Statement from John Stanton on Seattle Mariners workplace culture

Today the Seattle Times published a story about the Seattle Mariners workplace environment. We do not believe it accurately reflects the values and culture of our organization.

July 25th, 2018

Today the Seattle Times published a story about the Seattle Mariners workplace environment. We do not believe it accurately reflects the values and culture of our organization.

I want to be very clear - the Seattle Mariners organization is 100% committed to maintaining a workplace environment in which every employee, partner, and fan feels safe, respected, and comfortable. We do not tolerate harassment or discrimination of any kind. This commitment has been a part of our corporate culture for many years, and we have strong policies in place to assure that whenever we see a problem, we confront it and take appropriate action.

Issues involving Mariners President and CEO Kevin Mather

Nearly 10 years ago, two female former Mariners employees complained of inappropriate language and treatment in the workplace by then Executive Vice President Kevin Mather. We took those complaints seriously. Starting with the premise that the allegations were true, we immediately brought in an outside expert to conduct a thorough investigation.

Based on the findings of that investigation, we imposed appropriate discipline, management and sensitivity training, and other corrective actions. We also made amends to the affected female employees. We used this as an opportunity to review and address our workplace culture, and retained an outside consultant to advise us and conduct training for all employees. In the years since, we have maintained our commitment to training and ensuring a workplace that is inclusive, safe and supportive.

Kevin learned from the experience and has since been an outstanding manager and executive. The Mariners owners took this into consideration, as well as Kevin's nearly 20 year work history and performance, when considering him for promotion to president in 2014 and to CEO last year. We would not have promoted Kevin if we had any doubt about his ability to lead and to meet our high standards.

Allegation of videotaping and sharing images of fans

We take issue with the way the Times represented an incident in which television cameras focused on two female fans during one game in 2015. The Mariners do not record gratuitous videos of women in the stands. Period.

When the Times brought the incident to our attention several weeks ago, we immediately conducted an extensive forensic investigation. The clips referenced in the story are from a security incident that occurred at our game on September 29, 2015, which ultimately involved paramedics and other personnel. The video was shot by freelance camera operators working on the television broadcast, not Mariners employees. The clips were shared with our Director of Security to help in the investigation of the incident. Our forensic investigation found no evidence of improper sharing of any similar files with employees or others, which would be against Mariners policies. We have taken steps to reinforce our policy and ensure it is well understood across our organization and ROOT SPORTS.

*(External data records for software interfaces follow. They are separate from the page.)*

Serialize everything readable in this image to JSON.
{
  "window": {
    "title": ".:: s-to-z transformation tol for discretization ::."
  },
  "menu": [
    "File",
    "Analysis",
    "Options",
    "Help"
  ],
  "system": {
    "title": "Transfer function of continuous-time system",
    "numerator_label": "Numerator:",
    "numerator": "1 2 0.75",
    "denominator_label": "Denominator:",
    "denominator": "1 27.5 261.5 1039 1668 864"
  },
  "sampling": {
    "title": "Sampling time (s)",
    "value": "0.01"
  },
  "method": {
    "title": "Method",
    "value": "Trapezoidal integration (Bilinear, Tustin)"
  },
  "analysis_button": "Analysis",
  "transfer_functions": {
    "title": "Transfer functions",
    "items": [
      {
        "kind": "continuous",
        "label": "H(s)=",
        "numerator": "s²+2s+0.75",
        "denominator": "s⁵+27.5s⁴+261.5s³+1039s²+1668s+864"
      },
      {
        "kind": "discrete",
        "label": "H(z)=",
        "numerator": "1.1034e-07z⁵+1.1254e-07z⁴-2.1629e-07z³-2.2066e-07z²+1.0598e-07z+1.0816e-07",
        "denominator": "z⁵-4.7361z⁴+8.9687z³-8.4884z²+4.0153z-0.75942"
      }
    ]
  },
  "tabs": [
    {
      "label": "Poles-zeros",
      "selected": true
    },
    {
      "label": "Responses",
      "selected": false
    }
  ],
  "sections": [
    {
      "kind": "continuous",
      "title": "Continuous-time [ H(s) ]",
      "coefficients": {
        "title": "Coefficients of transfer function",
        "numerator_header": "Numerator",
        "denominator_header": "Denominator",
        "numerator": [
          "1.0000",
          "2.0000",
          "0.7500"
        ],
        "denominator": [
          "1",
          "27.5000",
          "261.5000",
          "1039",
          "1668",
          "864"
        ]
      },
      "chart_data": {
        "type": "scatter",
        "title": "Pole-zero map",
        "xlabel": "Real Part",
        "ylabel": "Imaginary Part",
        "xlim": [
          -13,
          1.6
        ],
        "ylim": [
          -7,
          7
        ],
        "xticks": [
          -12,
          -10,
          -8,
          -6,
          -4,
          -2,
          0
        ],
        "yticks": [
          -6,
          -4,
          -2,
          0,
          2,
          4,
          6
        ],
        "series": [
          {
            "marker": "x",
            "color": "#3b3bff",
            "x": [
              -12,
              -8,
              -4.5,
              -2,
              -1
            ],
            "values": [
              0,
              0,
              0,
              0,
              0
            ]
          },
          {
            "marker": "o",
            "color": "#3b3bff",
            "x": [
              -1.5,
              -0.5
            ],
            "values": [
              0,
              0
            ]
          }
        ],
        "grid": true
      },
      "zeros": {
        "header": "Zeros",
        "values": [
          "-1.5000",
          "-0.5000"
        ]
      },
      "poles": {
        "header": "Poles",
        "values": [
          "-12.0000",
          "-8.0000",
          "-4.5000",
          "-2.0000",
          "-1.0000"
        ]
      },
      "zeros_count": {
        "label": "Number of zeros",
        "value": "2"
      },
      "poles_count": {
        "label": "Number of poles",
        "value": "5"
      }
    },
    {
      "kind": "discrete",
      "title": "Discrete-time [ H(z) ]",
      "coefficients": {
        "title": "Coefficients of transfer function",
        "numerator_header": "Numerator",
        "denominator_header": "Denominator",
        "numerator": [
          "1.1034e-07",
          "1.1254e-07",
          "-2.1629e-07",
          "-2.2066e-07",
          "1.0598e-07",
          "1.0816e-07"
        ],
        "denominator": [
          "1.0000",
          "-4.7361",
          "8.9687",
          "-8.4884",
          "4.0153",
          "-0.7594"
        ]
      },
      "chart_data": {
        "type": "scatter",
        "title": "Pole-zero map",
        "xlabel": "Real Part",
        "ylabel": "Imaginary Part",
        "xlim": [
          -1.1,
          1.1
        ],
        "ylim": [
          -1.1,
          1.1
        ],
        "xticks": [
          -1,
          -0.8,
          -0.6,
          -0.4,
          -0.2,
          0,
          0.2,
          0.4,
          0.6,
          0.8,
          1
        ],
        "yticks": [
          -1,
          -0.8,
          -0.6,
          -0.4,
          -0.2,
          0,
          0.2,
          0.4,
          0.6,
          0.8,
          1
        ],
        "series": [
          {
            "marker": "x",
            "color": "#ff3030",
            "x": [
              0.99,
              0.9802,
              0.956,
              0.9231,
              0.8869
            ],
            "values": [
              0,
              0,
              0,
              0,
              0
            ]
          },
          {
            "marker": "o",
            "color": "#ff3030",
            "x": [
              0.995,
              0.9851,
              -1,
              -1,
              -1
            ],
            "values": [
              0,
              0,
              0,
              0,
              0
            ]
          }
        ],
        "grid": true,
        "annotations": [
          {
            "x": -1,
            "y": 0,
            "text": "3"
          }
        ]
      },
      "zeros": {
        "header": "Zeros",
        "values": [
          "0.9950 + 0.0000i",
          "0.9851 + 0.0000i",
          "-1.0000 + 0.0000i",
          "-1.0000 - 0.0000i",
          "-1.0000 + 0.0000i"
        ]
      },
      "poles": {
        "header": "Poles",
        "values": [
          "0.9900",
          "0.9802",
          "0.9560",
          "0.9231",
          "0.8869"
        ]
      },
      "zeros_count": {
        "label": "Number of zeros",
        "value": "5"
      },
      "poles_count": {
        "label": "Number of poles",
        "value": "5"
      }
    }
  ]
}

Our Commitment

I am proud of the Seattle Mariners, our culture, and each and every one of our dedicated employees and the efforts we have made over the years to make a lasting and positive impact on the community.

Can we do better? Of course. On behalf of the entire Mariners organization, I am committed to providing a safe and welcoming environment for our employees and our fans. We are committed to continuous improvement in every aspect of our culture to ensure fairness, dignity and respect for all.



Statement by Kevin Mather on Seattle Mariners workplace culture

Almost ten years ago, I had to confront some unpleasant realities about myself. Throughout my career, I've tried to treat people with respect and professionalism. As I was coming up through the ranks, I thought I needed to be a hard-driving manager, but I came to realize that I sometimes came across as intimidating or even mean. I also participated in banter and was at times overly familiar, in ways that I came to realize were inappropriate in the workplace.

At the time, I didn't recognize how my actions were affecting the people around me. I am truly sorry for the people I hurt and how I came across.

It was a humbling experience, and I've tried to learn from my mistakes. I take full responsibility for my actions, and I was grateful for the opportunity to change my behavior and the management training I received. I've worked to become a better co-worker, a better leader, and a better person.

I'm proud of the Mariners commitment to diversity, inclusion and respect, and I'm proud and grateful for the huge contributions that women make throughout the Mariners organization at every level. I am committed to ensuring that the Mariners are an organization in which everyone feels comfortable and respected, and can contribute to our success both on the field and in the community.